6. No fear. It’s scary doing it yourself, but then so is ending up in years of pointless debt because of an outrageous floristry bill.

Watch this florists’s video on pros and cons of supermarket flowers – she says the quality is fine, the prices great, it’s just the arrangements that can be a little.. well.. common. However, with a bit of DIY rearrangment you’ll have flowers fit for a lady.

Other posts you might like:

The totally cheapest bridal bouquets ever – Part 2

The terribly cheap carnation bridal bouquet

The terribly cheap carnation bridal bouquet

In Decoration, DIY, Flowers on February 22, 2009 at 10:06 am
Carnations can be delicate and elegant

Carnations can be delicate and elegant

The carnation is the recession-friendly flower. It symbolises love to your guests and a less badly dented wallet to you. They come in all the colours of the rainbow, are hardy and last days. Some say they are the flowers of petrol station forecourts. Some, like Charlotte in Sex in the City, call them ‘filler flowers’. Not I.

The power of a single colour.
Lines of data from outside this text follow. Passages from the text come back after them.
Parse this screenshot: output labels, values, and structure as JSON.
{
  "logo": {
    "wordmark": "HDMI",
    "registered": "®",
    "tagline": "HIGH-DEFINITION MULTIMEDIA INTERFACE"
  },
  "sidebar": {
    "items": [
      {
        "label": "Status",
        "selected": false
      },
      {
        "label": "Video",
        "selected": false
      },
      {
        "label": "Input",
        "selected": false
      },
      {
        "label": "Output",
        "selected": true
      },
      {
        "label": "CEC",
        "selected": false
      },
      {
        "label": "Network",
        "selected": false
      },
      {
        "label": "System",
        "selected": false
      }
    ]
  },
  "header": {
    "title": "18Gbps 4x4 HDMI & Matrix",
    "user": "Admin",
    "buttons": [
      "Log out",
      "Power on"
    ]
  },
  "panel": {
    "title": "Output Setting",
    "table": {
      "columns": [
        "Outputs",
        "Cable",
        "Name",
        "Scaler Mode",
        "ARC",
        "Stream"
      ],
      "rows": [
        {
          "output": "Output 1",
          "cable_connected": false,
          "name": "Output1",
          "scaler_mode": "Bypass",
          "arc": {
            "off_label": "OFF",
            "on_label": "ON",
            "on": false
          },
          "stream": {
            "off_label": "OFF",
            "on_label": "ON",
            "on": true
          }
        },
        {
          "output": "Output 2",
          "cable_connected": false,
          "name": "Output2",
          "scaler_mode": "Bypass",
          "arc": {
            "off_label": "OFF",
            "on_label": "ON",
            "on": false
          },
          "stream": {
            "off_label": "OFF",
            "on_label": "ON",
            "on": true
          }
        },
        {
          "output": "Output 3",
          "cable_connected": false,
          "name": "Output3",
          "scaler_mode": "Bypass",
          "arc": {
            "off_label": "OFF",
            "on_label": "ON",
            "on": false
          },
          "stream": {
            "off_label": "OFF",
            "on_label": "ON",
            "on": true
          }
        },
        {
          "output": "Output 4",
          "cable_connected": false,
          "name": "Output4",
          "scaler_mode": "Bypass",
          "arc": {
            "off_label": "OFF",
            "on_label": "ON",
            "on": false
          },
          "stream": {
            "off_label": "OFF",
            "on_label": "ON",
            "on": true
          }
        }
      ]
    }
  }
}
Kaboom.

The power of a single colour. Kaboom.

In single colours they have impact.

Two tone bouquet

Two tone bouquet

In two similar-but-different shades, they look as complex and interesting as George Clooney.

So many styles. Not sure about purple though, because purple is for crazies.

So many styles. Not sure about purple though, because purple is for crazies.

For glamour on an Audrey Hepburn level, add a brooch.

The monochrome bouquet

The monochrome bouquet

Martha Stewart shows you how to make a black tie carnation bouquet, with ingenious, but somewhat fiddly ribbon flowers…

Ribbon Flower How-To
For each flower, cut a 9 1/4-inch length of 1-inch-wide satin ribbon.

1. Measure 1/2 inch from one end; mark lightly in pencil. From there, mark 1 1/2-inch intervals five times (for five petals).

2. With matching thread, hand-stitch semicircles from mark to mark.

3. Pull thread to gather; knot.

4. Sew ribbon ends together, right sides facing, to make flower; snip off extra ribbon. For stem, stitch flower to looped and twisted end of white floral wire.